We think Bernanke will stick to a few main points. First, he will probably reiterate that the Fed’s expectations for the impact of QE were low, and therefore that slow growth does not necessarily imply that QE failed. At last year’s Jackson Hole speech he said that “central bankers alone cannot solve the world’s economic problems”; a repeat of this type of language seems likely. Second, he could argue that securities purchases ward off the tail risk of deflation, and that if the economy slipped into recession, deflation risk would return. Third, we think he could again list the many studies about QE and their quantitative estimates of the impact on growth. Emphasizing the positive effects of past asset purchases would implicitly help justify further action.
3. Review of the easing options. The Fed has three main easing tools: 1) communication; 2) asset purchases; and 3) cutting the interest rate on excess reserves. At the August meeting, it exercised option #1 by making a conditional commitment to keep the funds rate low until mid-2013. Option #3 is often mentioned but in our view is unlikely for several reasons.
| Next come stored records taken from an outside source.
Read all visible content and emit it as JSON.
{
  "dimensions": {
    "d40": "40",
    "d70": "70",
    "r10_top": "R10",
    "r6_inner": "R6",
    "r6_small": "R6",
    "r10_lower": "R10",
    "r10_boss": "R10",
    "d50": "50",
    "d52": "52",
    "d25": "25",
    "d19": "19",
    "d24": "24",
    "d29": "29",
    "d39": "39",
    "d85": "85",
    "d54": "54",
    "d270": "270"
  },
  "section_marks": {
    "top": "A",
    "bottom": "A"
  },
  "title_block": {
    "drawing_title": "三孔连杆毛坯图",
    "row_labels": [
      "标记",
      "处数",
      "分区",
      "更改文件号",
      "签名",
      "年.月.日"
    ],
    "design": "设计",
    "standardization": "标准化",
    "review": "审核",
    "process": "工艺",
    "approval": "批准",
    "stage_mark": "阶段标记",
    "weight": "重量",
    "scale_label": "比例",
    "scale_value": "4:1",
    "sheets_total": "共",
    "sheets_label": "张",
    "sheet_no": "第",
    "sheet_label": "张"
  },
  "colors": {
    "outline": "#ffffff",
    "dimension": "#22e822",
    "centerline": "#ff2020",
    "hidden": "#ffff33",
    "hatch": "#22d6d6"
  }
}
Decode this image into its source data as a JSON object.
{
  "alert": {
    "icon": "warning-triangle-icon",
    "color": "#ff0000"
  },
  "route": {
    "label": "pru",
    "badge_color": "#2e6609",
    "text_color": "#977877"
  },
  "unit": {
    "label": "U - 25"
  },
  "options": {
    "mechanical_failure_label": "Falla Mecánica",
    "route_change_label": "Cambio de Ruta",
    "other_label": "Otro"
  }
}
That leaves only option #2, asset purchases.
We believe Bernanke’s Jackson Hole speech will include a detailed discussion of the potential for more easing through large-scale asset purchases. A variety of indicators suggest many investors already expect more QE. For instance, a recent CNBC survey shows that more than $300bn of purchases may already be priced in. The sharp decline in forward real rates is also partly related to QE expectations, in our view (Exhibit 2).5 Based on our conversations with clients, we believe investors would be very surprised if the speech did not include a discussion of asset purchases.
We see two main reasons why Fed officials may prefer to change the composition of the balance sheet as a first step. First, as we showed in Monday’s US Daily, if used aggressively this could have a sizable impact. For example, if the Fed were to sell its Treasury securities that mature over the next two years and buy securities in the 10- to 30-year part of the curve—apportioning them based on amounts available in the market—it could take a similar amount of duration risk onto its balance sheet as in QE2 (around $350bn in 10-year equivalent terms, or 80-90% of QE2). The policy could be scaled up further by weighting purchases toward even longer maturities, or by changing the mix of the mortgage portfolio.
Second, policies that keep the size of the balance sheet (and excess reserves) unchanged may be less controversial among politicians and the broader public. A detailed discussion of possible changes in balance sheet composition seems a likely component of the Jackson Hole speech.
Bernanke may of course also discuss conventional QE. Arguments in favor of this approach include a less complicated exit strategy—if securities mature faster, the Fed may not need to sell actively—and potentially a larger impact on confidence and expectations. We do not think Bernanke will signal anything more unconventional, such as a higher inflation target, price level targeting, or a long-term interest rate target.6 However, these ideas may turn up in the FOMC minutes published on August 30.
While listing the easing options looks probable, Bernanke is very unlikely to pre-commit to taking action next week. This is a monetary policy decision, and any announcement would come at an FOMC meeting. In addition, core inflation continues to accelerate, and Fed officials seem to have a rosier outlook than our forecast or the consensus. While we expect additional QE and the odds are rising at the margin, it is not yet a done deal.
Remember: central bank policy only works when it is a surprise.